Giberson notwithstanding, a most compelling case can be made for Darwin's worldview having preceded his theory. Darwin's brand of evolution became a version of which Robert Edmond Grant and his fellow Plinians would have approved. Giberson should be more circumspect in his accusations about who does and who does not have regard for the truth. In leveling his charge against Mohler it seems clear that physics professor Giberson assumed historical knowledge he, in fact, did not possess.
1 Adrian Desmond and James Moore, Darwin: The Life of a Tormented Evolutionist (New York: W. W. Norton, 1991), p.32.
2 Ibid., p. 38.
3 Ibid., p. 34.
4 Charles Darwin, The Autobiography of Charles Darwin, edited by Francis Darwin (1893; reprinted, Amberst, NY: Prometheus Books, 2000), p. 13.
5 Desmond and Moore, p. 36.
6 Adrian Desmond and James Moore, Darwin's Sacred Cause: How a Hatred of Slavery Shaped Darwin's Views on Human Evolution (Boston: Houghton Mifflin, 2009), p. 17.
7 Janet Browne, Charles Darwin: Voyaging (Princeton, NJ: Princeton University Press, 1995),p. 83.
8 Howard E. Gruber. Darwin on Man: A Psychological Study of Scientific Creativity. Together with Darwin's Early and Unpublished Notebooks, transcribed and annotated by Paul H. Barrett (London: Wildwood House, 1974), p. 122.
10 Janet Browne, Charles Darwin: The Power of Place (Princeton, NJ: Princeton University Press, 2002), p. 177).

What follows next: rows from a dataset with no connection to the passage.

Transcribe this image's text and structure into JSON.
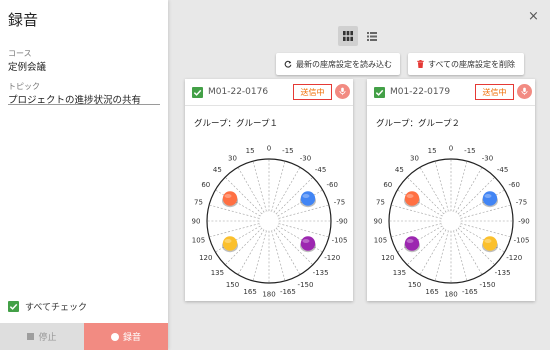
{
  "panel": {
    "title": "録音",
    "course_label": "コース",
    "course_value": "定例会議",
    "topic_label": "トピック",
    "topic_value": "プロジェクトの進捗状況の共有",
    "check_all": "すべてチェック",
    "stop": "停止",
    "record": "録音"
  },
  "toolbar": {
    "close": "×",
    "reload": "最新の座席設定を読み込む",
    "delete_all": "すべての座席設定を削除"
  },
  "colors": {
    "orange": "#ff7043",
    "blue": "#4285f4",
    "yellow": "#fbc02d",
    "purple": "#9c27b0",
    "accent_red": "#f28b82",
    "check_green": "#43a047"
  },
  "dial_labels": [
    "0",
    "-15",
    "-30",
    "-45",
    "-60",
    "-75",
    "-90",
    "-105",
    "-120",
    "-135",
    "-150",
    "-165",
    "180",
    "165",
    "150",
    "135",
    "120",
    "105",
    "90",
    "75",
    "60",
    "45",
    "30",
    "15"
  ],
  "cards": [
    {
      "id": "M01-22-0176",
      "status": "送信中",
      "group": "グループ：グループ１",
      "seats": [
        {
          "name": "seat-orange",
          "angle": 60,
          "color": "#ff7043"
        },
        {
          "name": "seat-blue",
          "angle": -60,
          "color": "#4285f4"
        },
        {
          "name": "seat-yellow",
          "angle": 120,
          "color": "#fbc02d"
        },
        {
          "name": "seat-purple",
          "angle": -120,
          "color": "#9c27b0"
        }
      ]
    },
    {
      "id": "M01-22-0179",
      "status": "送信中",
      "group": "グループ：グループ２",
      "seats": [
        {
          "name": "seat-orange",
          "angle": 60,
          "color": "#ff7043"
        },
        {
          "name": "seat-blue",
          "angle": -60,
          "color": "#4285f4"
        },
        {
          "name": "seat-purple",
          "angle": 120,
          "color": "#9c27b0"
        },
        {
          "name": "seat-yellow",
          "angle": -120,
          "color": "#fbc02d"
        }
      ]
    }
  ]
}
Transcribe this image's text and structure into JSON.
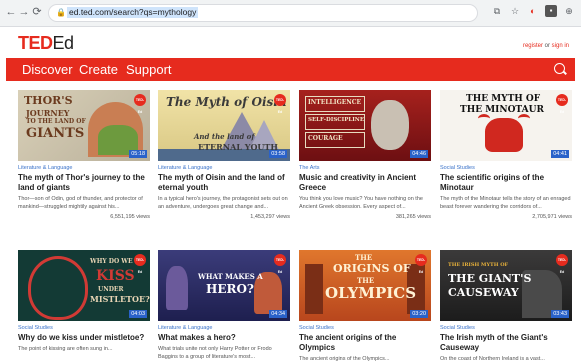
{
  "browser": {
    "url": "ed.ted.com/search?qs=mythology"
  },
  "header": {
    "logo_ted": "TED",
    "logo_ed": "Ed",
    "register": "register",
    "or": "or",
    "signin": "sign in"
  },
  "nav": {
    "items": [
      "Discover",
      "Create",
      "Support"
    ]
  },
  "cards": [
    {
      "category": "Literature & Language",
      "title": "The myth of Thor's journey to the land of giants",
      "desc": "Thor—son of Odin, god of thunder, and protector of mankind—struggled mightily against his...",
      "views": "6,551,195 views",
      "duration": "05:18",
      "thumb_lines": [
        "THOR'S",
        "JOURNEY",
        "TO THE LAND OF",
        "GIANTS"
      ]
    },
    {
      "category": "Literature & Language",
      "title": "The myth of Oisin and the land of eternal youth",
      "desc": "In a typical hero's journey, the protagonist sets out on an adventure, undergoes great change and...",
      "views": "1,453,297 views",
      "duration": "03:58",
      "thumb_lines": [
        "The Myth of Oisin",
        "And the land of",
        "ETERNAL YOUTH"
      ]
    },
    {
      "category": "The Arts",
      "title": "Music and creativity in Ancient Greece",
      "desc": "You think you love music? You have nothing on the Ancient Greek obsession. Every aspect of...",
      "views": "381,265 views",
      "duration": "04:46",
      "thumb_lines": [
        "INTELLIGENCE",
        "SELF-DISCIPLINE",
        "COURAGE"
      ]
    },
    {
      "category": "Social Studies",
      "title": "The scientific origins of the Minotaur",
      "desc": "The myth of the Minotaur tells the story of an enraged beast forever wandering the corridors of...",
      "views": "2,705,971 views",
      "duration": "04:41",
      "thumb_lines": [
        "THE MYTH OF",
        "THE MINOTAUR"
      ]
    },
    {
      "category": "Social Studies",
      "title": "Why do we kiss under mistletoe?",
      "desc": "The point of kissing are often sung in...",
      "views": "",
      "duration": "04:03",
      "thumb_lines": [
        "WHY DO WE",
        "KISS",
        "UNDER",
        "MISTLETOE?"
      ]
    },
    {
      "category": "Literature & Language",
      "title": "What makes a hero?",
      "desc": "What trials unite not only Harry Potter or Frodo Baggins to a group of literature's most...",
      "views": "",
      "duration": "04:34",
      "thumb_lines": [
        "WHAT MAKES A",
        "HERO?"
      ]
    },
    {
      "category": "Social Studies",
      "title": "The ancient origins of the Olympics",
      "desc": "The ancient origins of the Olympics...",
      "views": "",
      "duration": "03:20",
      "thumb_lines": [
        "THE",
        "ORIGINS OF",
        "THE",
        "OLYMPICS"
      ]
    },
    {
      "category": "Social Studies",
      "title": "The Irish myth of the Giant's Causeway",
      "desc": "On the coast of Northern Ireland is a vast...",
      "views": "",
      "duration": "03:43",
      "thumb_lines": [
        "THE IRISH MYTH OF",
        "THE GIANT'S",
        "CAUSEWAY"
      ]
    }
  ],
  "badge_text": "TED-Ed",
  "colors": {
    "ted_red": "#e62b1e",
    "category_blue": "#3a72c9"
  }
}
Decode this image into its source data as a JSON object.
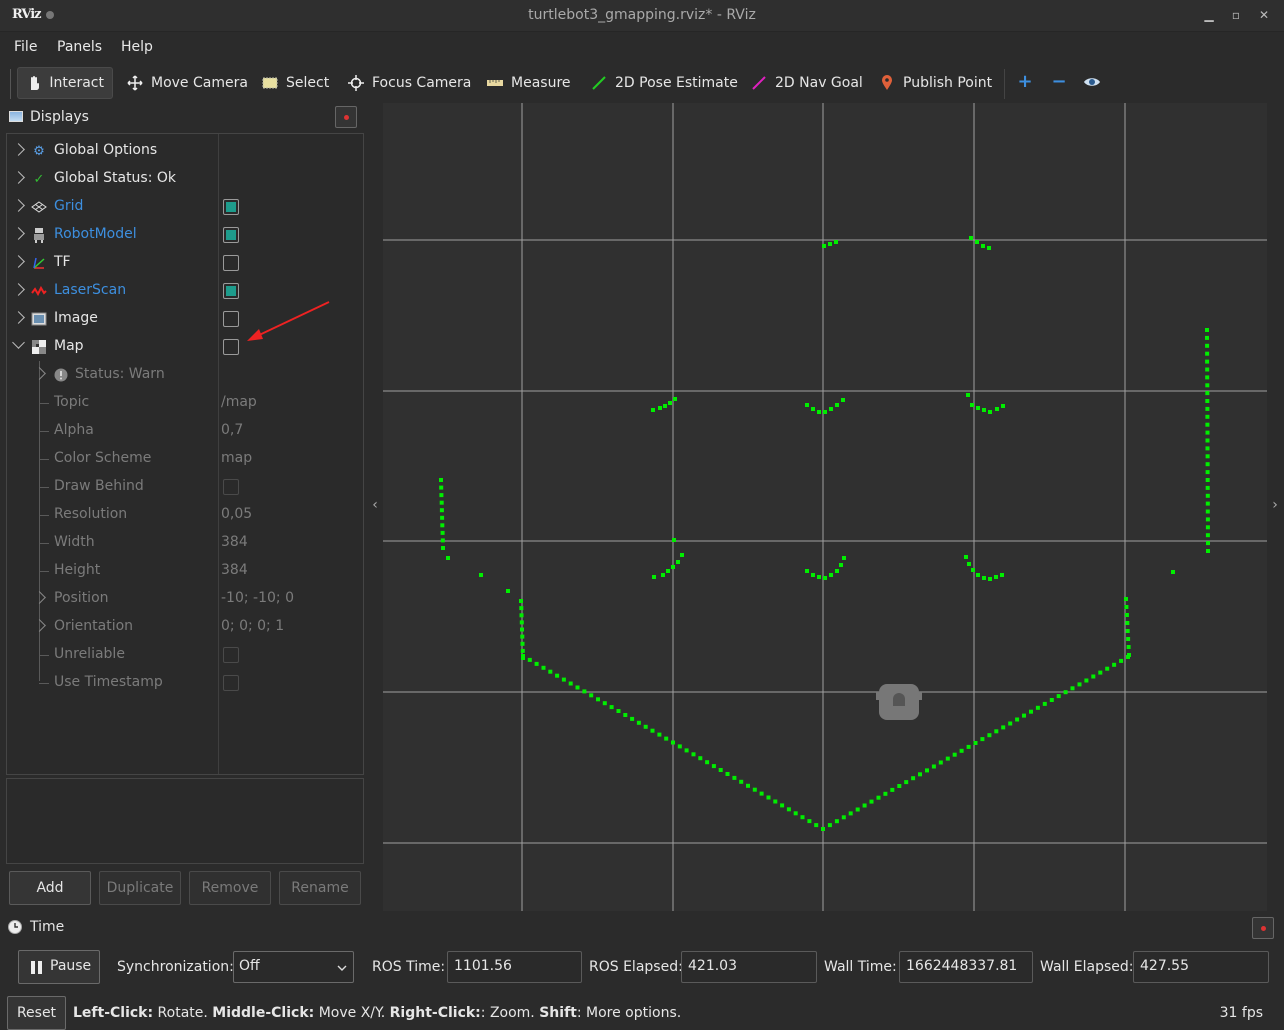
{
  "window": {
    "logo": "RViz",
    "title": "turtlebot3_gmapping.rviz* - RViz",
    "minimize_icon": "minimize-icon",
    "maximize_icon": "maximize-icon",
    "close_icon": "close-icon"
  },
  "menubar": {
    "file": "File",
    "panels": "Panels",
    "help": "Help"
  },
  "toolbar": {
    "interact": "Interact",
    "move_camera": "Move Camera",
    "select": "Select",
    "focus_camera": "Focus Camera",
    "measure": "Measure",
    "pose_estimate": "2D Pose Estimate",
    "nav_goal": "2D Nav Goal",
    "publish_point": "Publish Point",
    "zoom_in": "+",
    "zoom_out": "−",
    "eye": "eye-icon"
  },
  "displays": {
    "title": "Displays",
    "items": [
      {
        "label": "Global Options",
        "icon": "gear-icon"
      },
      {
        "label": "Global Status: Ok",
        "icon": "check-icon"
      },
      {
        "label": "Grid",
        "icon": "grid-icon",
        "enabled": true
      },
      {
        "label": "RobotModel",
        "icon": "robot-icon",
        "enabled": true
      },
      {
        "label": "TF",
        "icon": "axes-icon",
        "enabled": false
      },
      {
        "label": "LaserScan",
        "icon": "laserscan-icon",
        "enabled": true
      },
      {
        "label": "Image",
        "icon": "image-icon",
        "enabled": false
      },
      {
        "label": "Map",
        "icon": "map-icon",
        "enabled": false
      }
    ],
    "map_props": [
      {
        "label": "Status: Warn",
        "value": ""
      },
      {
        "label": "Topic",
        "value": "/map"
      },
      {
        "label": "Alpha",
        "value": "0,7"
      },
      {
        "label": "Color Scheme",
        "value": "map"
      },
      {
        "label": "Draw Behind",
        "value": ""
      },
      {
        "label": "Resolution",
        "value": "0,05"
      },
      {
        "label": "Width",
        "value": "384"
      },
      {
        "label": "Height",
        "value": "384"
      },
      {
        "label": "Position",
        "value": "-10; -10; 0"
      },
      {
        "label": "Orientation",
        "value": "0; 0; 0; 1"
      },
      {
        "label": "Unreliable",
        "value": ""
      },
      {
        "label": "Use Timestamp",
        "value": ""
      }
    ],
    "buttons": {
      "add": "Add",
      "duplicate": "Duplicate",
      "remove": "Remove",
      "rename": "Rename"
    }
  },
  "time": {
    "title": "Time",
    "pause": "Pause",
    "sync_label": "Synchronization:",
    "sync_value": "Off",
    "ros_time_label": "ROS Time:",
    "ros_time": "1101.56",
    "ros_elapsed_label": "ROS Elapsed:",
    "ros_elapsed": "421.03",
    "wall_time_label": "Wall Time:",
    "wall_time": "1662448337.81",
    "wall_elapsed_label": "Wall Elapsed:",
    "wall_elapsed": "427.55"
  },
  "status": {
    "reset": "Reset",
    "left_click": "Left-Click:",
    "left_click_desc": " Rotate. ",
    "middle_click": "Middle-Click:",
    "middle_click_desc": " Move X/Y. ",
    "right_click": "Right-Click:",
    "right_click_desc": ": Zoom. ",
    "shift": "Shift",
    "shift_desc": ": More options.",
    "fps": "31 fps"
  },
  "colors": {
    "laser": "#00ee00",
    "accent": "#3d8fdf",
    "checkbox": "#1e9c8c"
  }
}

11 Browne, Charles Darwin: Voyaging, p. xi.
12 Browne, Charles Darwin: The Power of Place, p. 427.
13 Darwin, p. 42.